A few years ago, I decided to attend a local workshop and “learn” to meditate. The plan was to attend this workshop, receive a mantra or whatever and instantly become healthier, increase my focus, and calm my crazy mind in like, 13 1/2 minutes of practice twice a day. That was the promise printed on the meditation workshop website. I was “that dude” at the time before tearing my knees apart. An over-achieving runner, and I prided myself on the hard, mindless work I put in daily. Maybe this mindfulness meditation stuff would help me compete at a higher level?!?

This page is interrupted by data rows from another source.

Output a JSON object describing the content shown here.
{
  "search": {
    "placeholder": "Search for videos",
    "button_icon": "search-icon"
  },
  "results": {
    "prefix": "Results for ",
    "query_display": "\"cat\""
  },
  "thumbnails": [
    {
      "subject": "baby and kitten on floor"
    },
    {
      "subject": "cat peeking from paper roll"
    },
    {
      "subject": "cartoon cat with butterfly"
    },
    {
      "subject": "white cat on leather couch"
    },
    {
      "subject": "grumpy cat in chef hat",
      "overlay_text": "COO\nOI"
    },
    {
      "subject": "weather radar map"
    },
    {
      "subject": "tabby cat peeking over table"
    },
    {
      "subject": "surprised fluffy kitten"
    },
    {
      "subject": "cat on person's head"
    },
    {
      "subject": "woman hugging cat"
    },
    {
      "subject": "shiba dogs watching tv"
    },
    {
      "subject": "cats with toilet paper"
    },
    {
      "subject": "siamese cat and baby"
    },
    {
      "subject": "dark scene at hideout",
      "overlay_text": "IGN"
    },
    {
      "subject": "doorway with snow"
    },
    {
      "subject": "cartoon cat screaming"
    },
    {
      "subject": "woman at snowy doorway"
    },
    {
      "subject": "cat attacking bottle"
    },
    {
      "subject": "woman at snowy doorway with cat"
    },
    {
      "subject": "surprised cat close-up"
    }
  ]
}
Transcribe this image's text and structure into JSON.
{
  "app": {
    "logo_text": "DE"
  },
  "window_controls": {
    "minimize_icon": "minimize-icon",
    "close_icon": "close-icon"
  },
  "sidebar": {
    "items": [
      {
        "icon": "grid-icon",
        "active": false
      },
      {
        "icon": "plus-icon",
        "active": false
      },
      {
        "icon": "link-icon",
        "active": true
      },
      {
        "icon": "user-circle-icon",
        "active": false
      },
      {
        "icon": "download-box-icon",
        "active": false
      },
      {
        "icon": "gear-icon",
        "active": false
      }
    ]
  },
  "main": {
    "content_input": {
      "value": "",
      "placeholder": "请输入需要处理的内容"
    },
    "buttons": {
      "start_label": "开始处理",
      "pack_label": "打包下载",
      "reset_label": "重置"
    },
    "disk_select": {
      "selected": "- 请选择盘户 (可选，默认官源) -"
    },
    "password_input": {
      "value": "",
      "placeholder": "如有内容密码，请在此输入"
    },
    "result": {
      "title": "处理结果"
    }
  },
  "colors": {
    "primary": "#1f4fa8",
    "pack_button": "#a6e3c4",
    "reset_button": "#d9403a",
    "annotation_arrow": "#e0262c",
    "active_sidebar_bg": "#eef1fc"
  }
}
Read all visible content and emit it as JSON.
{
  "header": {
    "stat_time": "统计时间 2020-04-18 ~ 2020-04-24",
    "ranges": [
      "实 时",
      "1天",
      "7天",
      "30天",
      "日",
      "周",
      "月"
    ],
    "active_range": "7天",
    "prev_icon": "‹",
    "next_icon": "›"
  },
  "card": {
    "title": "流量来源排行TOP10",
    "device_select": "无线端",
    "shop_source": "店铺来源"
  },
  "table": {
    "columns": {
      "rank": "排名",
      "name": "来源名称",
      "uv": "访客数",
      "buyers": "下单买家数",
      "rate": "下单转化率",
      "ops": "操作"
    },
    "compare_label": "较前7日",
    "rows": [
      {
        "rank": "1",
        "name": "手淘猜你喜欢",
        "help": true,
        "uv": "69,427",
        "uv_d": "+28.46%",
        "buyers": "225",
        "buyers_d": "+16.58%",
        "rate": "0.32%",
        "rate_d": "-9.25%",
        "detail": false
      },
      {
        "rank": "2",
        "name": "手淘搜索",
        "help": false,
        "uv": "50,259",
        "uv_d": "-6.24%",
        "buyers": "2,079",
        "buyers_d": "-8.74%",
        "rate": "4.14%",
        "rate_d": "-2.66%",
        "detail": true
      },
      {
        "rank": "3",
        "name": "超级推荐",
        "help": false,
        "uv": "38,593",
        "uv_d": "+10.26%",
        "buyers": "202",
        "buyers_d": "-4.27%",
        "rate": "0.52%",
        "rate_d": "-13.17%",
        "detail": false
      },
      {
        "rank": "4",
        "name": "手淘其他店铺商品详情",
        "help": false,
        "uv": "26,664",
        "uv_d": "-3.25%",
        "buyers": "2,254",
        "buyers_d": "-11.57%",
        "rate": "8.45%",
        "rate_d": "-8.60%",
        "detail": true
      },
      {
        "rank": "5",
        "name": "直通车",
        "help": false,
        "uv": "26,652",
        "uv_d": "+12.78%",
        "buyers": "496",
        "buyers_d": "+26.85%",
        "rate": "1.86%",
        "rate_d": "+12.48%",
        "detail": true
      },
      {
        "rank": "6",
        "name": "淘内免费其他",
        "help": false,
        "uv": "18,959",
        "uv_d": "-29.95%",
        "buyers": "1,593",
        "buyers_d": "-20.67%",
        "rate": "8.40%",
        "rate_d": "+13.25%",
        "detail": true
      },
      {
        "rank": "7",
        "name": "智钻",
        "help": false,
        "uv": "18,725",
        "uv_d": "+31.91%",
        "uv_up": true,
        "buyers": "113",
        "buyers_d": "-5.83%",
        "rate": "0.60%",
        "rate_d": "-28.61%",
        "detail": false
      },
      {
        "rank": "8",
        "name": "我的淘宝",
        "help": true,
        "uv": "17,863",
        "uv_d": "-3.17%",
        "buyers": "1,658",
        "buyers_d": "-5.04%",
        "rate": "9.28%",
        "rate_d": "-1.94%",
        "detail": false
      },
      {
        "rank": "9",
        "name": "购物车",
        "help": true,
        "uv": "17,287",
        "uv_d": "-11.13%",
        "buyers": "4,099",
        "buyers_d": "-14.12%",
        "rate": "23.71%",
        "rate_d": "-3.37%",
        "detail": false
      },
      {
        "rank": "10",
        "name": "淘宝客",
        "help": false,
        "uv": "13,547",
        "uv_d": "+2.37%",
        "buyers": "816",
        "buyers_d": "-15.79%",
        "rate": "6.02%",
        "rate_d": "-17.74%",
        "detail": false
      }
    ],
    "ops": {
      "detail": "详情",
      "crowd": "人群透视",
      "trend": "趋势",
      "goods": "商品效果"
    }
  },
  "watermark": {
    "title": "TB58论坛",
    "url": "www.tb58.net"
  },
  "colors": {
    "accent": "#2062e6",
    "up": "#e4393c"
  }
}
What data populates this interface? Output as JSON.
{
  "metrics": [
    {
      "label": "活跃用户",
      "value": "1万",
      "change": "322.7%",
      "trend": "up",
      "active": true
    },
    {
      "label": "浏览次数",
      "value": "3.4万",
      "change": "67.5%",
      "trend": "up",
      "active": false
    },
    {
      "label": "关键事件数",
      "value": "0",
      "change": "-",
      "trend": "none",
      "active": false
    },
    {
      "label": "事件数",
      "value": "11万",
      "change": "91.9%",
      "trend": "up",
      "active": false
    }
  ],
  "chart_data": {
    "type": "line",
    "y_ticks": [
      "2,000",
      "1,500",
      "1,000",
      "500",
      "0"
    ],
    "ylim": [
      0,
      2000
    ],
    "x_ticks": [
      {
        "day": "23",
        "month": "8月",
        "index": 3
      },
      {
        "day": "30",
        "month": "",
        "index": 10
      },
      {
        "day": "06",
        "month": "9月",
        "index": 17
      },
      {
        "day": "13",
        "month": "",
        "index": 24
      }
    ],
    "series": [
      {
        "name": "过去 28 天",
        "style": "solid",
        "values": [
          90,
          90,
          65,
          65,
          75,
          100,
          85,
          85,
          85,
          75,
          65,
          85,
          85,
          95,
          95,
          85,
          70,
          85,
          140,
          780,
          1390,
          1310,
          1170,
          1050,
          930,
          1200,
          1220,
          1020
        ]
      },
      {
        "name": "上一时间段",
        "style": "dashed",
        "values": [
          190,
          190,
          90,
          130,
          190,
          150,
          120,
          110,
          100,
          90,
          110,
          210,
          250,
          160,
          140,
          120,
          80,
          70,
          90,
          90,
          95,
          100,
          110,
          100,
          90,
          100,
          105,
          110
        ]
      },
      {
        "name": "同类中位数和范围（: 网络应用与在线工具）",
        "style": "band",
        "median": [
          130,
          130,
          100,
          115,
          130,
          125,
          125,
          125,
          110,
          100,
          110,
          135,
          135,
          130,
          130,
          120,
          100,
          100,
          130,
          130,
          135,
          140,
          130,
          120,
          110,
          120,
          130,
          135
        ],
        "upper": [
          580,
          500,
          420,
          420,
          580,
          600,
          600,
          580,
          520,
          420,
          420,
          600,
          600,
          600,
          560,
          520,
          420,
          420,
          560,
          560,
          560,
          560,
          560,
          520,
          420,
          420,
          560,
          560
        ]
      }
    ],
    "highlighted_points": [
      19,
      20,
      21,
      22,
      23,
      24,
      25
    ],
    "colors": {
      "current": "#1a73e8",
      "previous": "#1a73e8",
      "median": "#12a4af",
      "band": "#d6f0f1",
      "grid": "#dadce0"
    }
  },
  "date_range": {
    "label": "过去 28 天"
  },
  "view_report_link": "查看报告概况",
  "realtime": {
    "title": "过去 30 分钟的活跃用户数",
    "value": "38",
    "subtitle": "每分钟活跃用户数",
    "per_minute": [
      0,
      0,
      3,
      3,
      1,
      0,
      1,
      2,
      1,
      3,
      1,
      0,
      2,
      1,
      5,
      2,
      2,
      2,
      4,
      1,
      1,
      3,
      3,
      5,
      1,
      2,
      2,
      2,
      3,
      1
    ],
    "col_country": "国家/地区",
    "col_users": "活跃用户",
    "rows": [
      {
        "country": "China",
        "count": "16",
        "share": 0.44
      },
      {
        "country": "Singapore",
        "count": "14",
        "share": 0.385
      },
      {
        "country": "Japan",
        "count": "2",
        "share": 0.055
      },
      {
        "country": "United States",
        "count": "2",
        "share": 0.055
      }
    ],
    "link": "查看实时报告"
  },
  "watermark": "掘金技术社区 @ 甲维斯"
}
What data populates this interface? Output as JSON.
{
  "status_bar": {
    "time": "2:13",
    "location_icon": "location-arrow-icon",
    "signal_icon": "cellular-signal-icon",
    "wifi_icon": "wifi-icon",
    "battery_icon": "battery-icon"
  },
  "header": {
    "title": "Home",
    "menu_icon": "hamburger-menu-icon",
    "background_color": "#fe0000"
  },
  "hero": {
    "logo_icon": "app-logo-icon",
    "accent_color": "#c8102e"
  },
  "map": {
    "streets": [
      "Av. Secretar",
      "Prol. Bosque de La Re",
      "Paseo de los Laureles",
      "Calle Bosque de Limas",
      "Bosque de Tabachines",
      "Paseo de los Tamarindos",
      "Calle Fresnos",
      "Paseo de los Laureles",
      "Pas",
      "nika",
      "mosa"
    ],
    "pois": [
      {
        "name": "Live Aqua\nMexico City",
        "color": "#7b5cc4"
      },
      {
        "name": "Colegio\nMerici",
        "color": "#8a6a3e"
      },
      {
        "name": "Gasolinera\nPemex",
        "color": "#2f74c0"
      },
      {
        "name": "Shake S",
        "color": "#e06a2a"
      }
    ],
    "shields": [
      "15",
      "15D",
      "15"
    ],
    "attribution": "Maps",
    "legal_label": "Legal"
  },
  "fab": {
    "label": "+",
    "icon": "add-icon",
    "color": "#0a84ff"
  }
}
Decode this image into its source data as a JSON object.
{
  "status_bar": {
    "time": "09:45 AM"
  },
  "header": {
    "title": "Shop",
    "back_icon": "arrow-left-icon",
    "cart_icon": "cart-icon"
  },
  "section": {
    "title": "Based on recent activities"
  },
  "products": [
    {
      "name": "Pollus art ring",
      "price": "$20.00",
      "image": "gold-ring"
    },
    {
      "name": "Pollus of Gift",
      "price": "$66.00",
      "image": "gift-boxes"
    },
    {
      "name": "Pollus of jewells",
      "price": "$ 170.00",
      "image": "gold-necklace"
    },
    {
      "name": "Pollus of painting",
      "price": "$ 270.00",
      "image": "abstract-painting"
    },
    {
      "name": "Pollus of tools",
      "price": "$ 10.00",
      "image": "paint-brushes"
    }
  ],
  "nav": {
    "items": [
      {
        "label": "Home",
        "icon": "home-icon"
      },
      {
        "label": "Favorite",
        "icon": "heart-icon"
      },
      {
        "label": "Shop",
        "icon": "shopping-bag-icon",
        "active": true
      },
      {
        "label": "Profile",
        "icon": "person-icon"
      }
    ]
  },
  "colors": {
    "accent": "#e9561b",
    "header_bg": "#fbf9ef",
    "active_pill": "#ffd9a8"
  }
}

On the day of the workshop, as I signed in and unfolded my freezing yoga mat in the picturesque studio, something began to stir within my mind and heart. I had a warm sense of excitement and anticipation that quite surprised me. I literally had no idea what to expect from this class, however in some “weird” way, I resonated with the people who were presenting the workshop and my fellow class mates – Each one of them had a sense of calm that was palpable and real. I listened attentively to their words and the stories they shared, but it was something far beyond the resonating words that was connecting with me, stirring my soul. It’s as though I had passed through a doorway into a serene, peaceful place where my heart expanded and connected to world spinning around me.
This was the first time that I had an awareness of my mind, separate from the peaceful part of my heart.
There are two ways of experiencing Mindfulness … Mind and Heart.
this Valentine’s Day, I intend to stand
for as long as I can on a kitchen stool
and hold back the hands of the clock,
so that wherever you are, you may walk
even more lightly in your loveliness;
so that the weak, mid-February sun
(whose chill I will feel from the face
of the clock) cannot in any way
lessen the lights in your hair, and the wind
(whose subtle insistence I will feel
in the minute hand) cannot tighten
the corners of your smile. People
drearily walking the winter streets
will long remember this day:
how they glanced up to see you
there in a storefront window, glorious,
strolling along on the outside of time.
One love, one heart, one destiny-
True personal awareness arises from embracing our true spirit and taking ownership of the power within. That’s my personal fitness, 30 day yoga challenge, marathon training, “whatever” plan for you! Seriously, that’s all you need. Although, we happen to live in a time and place, when people do not know, let alone nurture, their spiritual life, let alone remain conscious of their soul or acknowledge its existence. Many kind and passionate folks who may not know their true-spirit, may be absorbed by “other” pursuits, their social life or basic everyday survival. These less nuanced areas of our lives, important as they are, simply fail to sustain our delicate hearts and nurture our souls.
I get a fair amount of “odd” looks of disbelief when asked – “What brought you into our new studio?” or “You had a great race today! What does your training plan consist of mate?”
My humble answer: Humility, Courage and Love.
A deep-rooted sense of humility to recognize that I am merely a visitor in this inspiring life, blessed with the opportunity to enjoy the gifts that surround me. Love has gifted me a profound perspective, that fills me with joy and peace – even during the most trying moments of life. Courage provides me the strength and confidence to say “no.” Courage allows me to define myself in the face of the moment or setting, not being tempted to compromise my true inner spirit.
Our true inner spirit enables us to surrender to inner peace, pure love, and real meaning in this thing called life.
I’m sorry I won’t be around a hundred years from now. I’d like to
see how it all turns out. What language most of you are speaking.
What country is swaggering across the globe. I’m curious to know
if your medicines cure what ails us now. And how intelligent your
children are as they parachute down through the womb. Have
you invented new vegetables? Have you trained spiders to do your
bidding? Have baseball and opera merged into one melodic sport?
A hundred years….My grandfather lived almost that long. The
doctor who came to the farmhouse to deliver him arrived in a
horse-drawn carriage. Do you still have horses?